Dataset:
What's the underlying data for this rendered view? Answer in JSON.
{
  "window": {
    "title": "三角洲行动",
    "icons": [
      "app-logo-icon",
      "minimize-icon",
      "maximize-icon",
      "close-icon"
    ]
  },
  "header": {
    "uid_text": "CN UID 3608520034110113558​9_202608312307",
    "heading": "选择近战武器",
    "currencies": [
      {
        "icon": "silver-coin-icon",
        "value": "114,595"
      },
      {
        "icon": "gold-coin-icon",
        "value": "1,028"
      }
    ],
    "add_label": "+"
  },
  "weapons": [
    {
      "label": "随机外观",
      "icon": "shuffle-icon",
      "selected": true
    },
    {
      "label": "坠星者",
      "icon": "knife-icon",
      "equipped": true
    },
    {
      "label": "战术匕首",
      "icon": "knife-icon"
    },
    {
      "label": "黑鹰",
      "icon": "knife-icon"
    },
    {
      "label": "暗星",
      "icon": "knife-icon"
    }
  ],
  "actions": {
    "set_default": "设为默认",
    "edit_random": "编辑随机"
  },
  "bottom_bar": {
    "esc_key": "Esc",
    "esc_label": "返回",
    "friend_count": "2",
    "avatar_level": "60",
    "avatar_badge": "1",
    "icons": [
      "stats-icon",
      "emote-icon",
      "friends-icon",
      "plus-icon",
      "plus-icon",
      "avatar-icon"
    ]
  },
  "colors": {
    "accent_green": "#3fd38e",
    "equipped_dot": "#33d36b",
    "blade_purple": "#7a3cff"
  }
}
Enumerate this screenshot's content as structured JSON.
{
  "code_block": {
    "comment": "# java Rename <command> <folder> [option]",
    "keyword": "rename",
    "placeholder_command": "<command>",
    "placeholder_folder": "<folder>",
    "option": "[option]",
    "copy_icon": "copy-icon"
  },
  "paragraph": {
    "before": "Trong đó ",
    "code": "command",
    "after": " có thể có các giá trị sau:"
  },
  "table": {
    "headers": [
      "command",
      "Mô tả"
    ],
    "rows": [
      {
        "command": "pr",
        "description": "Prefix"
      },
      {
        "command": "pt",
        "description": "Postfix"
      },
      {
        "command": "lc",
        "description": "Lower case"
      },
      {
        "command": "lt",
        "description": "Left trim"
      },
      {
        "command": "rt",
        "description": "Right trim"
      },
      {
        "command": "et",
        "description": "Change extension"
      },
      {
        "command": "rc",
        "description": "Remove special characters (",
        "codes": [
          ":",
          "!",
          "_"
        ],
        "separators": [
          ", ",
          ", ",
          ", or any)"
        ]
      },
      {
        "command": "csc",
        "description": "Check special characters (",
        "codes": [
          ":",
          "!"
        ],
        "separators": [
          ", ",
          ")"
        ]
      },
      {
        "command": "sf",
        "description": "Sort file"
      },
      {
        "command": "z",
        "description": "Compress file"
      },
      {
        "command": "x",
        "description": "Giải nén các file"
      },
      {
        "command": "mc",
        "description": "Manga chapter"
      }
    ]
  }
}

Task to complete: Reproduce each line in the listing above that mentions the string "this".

Answer below:
What's the underlying data for this rendered view? Answer in JSON.
Enumerate this screenshot's content as structured JSON.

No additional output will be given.